The effect of a glass enamel coating on the strength and fatigue behavior of float glass was investigated. Commercially available enamel that was comprised of Cu 2Cr 2O 4 pigment particles in a bismuth-zinc borosilicate glass matrix was applied to a soda-lime-silica float glass via screen printing, followed by fusion at elevated temperature. Strengths of the enameled specimens were evaluated in biaxial flexure using a ring-on-ring (ROR) test geometry, and the data were analyzed using a conventional two-parameter Weibull distribution. Enameling was found to significantly degrade the strength of the float glass. There was no statistical difference in the characteristic strengths of samples enameled on the air side (66 MPa) compared with samples enameled on the tin side (61 MPa) of the float glass. Fractographic analysis revealed that the failures in the enameled float glass samples initiated at pores and pigment aggregates in the enamel, whereas failures in float glass samples initiated solely from surface flaws. Dynamic fatigue tests were performed on enameled float glass and indented float glass samples to determine the effect of the enamel on the stress corrosion behavior of the enameled components. There was no statistically significant difference between the stress corrosion exponents for the float glass and enameled float glass specimens.
|Original language||English (US)|
|Number of pages||8|
|Journal||Journal of the American Ceramic Society|
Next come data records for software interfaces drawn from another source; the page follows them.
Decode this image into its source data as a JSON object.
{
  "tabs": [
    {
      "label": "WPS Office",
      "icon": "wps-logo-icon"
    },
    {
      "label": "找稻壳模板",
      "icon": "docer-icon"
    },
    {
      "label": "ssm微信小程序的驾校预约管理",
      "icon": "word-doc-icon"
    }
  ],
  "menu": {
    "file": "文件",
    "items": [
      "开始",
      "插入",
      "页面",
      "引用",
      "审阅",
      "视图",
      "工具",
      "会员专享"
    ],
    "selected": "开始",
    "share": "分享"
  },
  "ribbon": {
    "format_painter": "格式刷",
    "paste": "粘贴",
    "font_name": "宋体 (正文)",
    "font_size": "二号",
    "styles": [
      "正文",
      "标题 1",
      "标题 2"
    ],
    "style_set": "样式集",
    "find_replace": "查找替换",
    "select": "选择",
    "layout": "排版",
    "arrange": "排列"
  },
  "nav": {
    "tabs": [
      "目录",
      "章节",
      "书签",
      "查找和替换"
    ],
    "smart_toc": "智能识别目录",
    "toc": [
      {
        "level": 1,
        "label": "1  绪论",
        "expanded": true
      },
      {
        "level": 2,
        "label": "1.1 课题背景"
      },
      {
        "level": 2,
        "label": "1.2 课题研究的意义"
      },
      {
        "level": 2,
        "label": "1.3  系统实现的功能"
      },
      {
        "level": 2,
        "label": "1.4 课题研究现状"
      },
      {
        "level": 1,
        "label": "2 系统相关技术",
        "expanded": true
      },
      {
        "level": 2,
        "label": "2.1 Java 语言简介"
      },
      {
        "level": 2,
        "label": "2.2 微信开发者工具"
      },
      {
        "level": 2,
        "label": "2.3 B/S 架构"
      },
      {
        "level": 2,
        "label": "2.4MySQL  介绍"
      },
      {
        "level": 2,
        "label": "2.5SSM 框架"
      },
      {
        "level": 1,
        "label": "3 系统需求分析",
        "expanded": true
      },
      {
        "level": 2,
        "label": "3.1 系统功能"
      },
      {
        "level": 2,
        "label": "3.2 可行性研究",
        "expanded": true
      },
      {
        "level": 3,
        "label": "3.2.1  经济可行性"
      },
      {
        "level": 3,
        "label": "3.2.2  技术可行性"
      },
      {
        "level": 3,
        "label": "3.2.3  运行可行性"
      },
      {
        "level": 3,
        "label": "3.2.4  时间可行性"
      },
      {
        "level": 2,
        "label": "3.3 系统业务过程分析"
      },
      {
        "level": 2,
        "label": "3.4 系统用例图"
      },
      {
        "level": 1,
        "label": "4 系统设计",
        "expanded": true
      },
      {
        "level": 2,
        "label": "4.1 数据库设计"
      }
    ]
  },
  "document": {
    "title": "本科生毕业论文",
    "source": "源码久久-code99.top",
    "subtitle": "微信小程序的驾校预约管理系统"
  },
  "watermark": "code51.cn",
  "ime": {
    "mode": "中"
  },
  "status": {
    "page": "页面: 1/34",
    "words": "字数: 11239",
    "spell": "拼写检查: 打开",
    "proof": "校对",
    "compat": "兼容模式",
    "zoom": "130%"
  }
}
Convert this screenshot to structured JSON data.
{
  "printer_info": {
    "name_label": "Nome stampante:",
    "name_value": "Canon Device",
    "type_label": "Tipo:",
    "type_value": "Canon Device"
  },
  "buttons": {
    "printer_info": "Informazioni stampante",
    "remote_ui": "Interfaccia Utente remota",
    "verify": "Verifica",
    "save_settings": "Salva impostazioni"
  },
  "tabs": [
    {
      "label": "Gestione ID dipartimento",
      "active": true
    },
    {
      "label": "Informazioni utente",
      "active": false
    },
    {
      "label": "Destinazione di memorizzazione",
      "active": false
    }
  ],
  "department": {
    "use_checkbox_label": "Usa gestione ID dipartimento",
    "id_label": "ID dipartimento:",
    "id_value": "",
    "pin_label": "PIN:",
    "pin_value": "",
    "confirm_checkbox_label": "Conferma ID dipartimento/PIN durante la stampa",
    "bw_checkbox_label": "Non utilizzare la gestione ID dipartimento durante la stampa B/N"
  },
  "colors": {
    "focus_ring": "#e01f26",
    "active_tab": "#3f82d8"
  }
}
|State||Published - Oct 2002|
All Science Journal Classification (ASJC) codes
- Ceramics and Composites
- Materials Chemistry